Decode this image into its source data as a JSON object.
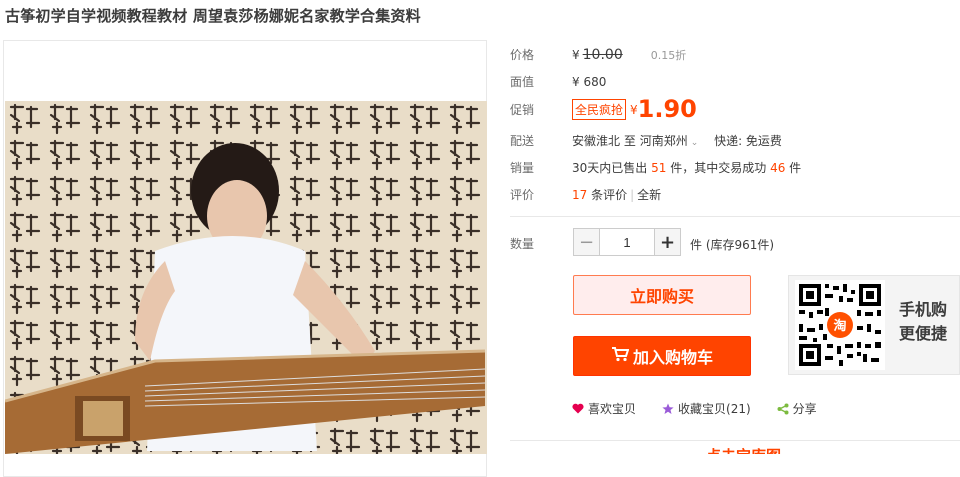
{
  "title": "古筝初学自学视频教程教材 周望袁莎杨娜妮名家教学合集资料",
  "meta": {
    "price_label": "价格",
    "price_symbol": "¥",
    "original_price": "10.00",
    "discount": "0.15折",
    "face_label": "面值",
    "face_value": "¥ 680",
    "promo_label": "促销",
    "promo_badge": "全民疯抢",
    "promo_symbol": "¥",
    "promo_price": "1.90",
    "ship_label": "配送",
    "ship_from": "安徽淮北",
    "ship_to_word": "至",
    "ship_to": "河南郑州",
    "ship_fee": "快递: 免运费",
    "sales_label": "销量",
    "sales_prefix": "30天内已售出",
    "sales_count": "51",
    "sales_mid": "件，其中交易成功",
    "sales_success": "46",
    "sales_suffix": "件",
    "review_label": "评价",
    "review_count": "17",
    "review_text": "条评价",
    "review_tag": "全新"
  },
  "purchase": {
    "qty_label": "数量",
    "minus": "−",
    "qty_value": "1",
    "plus": "+",
    "unit": "件",
    "stock": "(库存961件)",
    "buy_label": "立即购买",
    "cart_label": "加入购物车",
    "qr_text_line1": "手机购",
    "qr_text_line2": "更便捷",
    "qr_badge": "淘"
  },
  "actions": {
    "like": "喜欢宝贝",
    "favorite": "收藏宝贝(21)",
    "share": "分享"
  },
  "footer_cut_text": "点击宝库图",
  "colors": {
    "accent": "#ff4400",
    "badge_border": "#ff4400",
    "like_heart": "#e5004f",
    "fav_star": "#9a5bd8",
    "share": "#7cbb3f"
  }
}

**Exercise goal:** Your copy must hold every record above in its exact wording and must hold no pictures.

**Output:**
Decode this image into its source data as a JSON object.
{
  "title": "古筝初学自学视频教程教材 周望袁莎杨娜妮名家教学合集资料",
  "meta": {
    "price_label": "价格",
    "price_symbol": "¥",
    "original_price": "10.00",
    "discount": "0.15折",
    "face_label": "面值",
    "face_value": "¥ 680",
    "promo_label": "促销",
    "promo_badge": "全民疯抢",
    "promo_symbol": "¥",
    "promo_price": "1.90",
    "ship_label": "配送",
    "ship_from": "安徽淮北",
    "ship_to_word": "至",
    "ship_to": "河南郑州",
    "ship_fee": "快递: 免运费",
    "sales_label": "销量",
    "sales_prefix": "30天内已售出",
    "sales_count": "51",
    "sales_mid": "件，其中交易成功",
    "sales_success": "46",
    "sales_suffix": "件",
    "review_label": "评价",
    "review_count": "17",
    "review_text": "条评价",
    "review_tag": "全新"
  },
  "purchase": {
    "qty_label": "数量",
    "minus": "−",
    "qty_value": "1",
    "plus": "+",
    "unit": "件",
    "stock": "(库存961件)",
    "buy_label": "立即购买",
    "cart_label": "加入购物车",
    "qr_text_line1": "手机购",
    "qr_text_line2": "更便捷",
    "qr_badge": "淘"
  },
  "actions": {
    "like": "喜欢宝贝",
    "favorite": "收藏宝贝(21)",
    "share": "分享"
  },
  "footer_cut_text": "点击宝库图",
  "colors": {
    "accent": "#ff4400",
    "badge_border": "#ff4400",
    "like_heart": "#e5004f",
    "fav_star": "#9a5bd8",
    "share": "#7cbb3f"
  }
}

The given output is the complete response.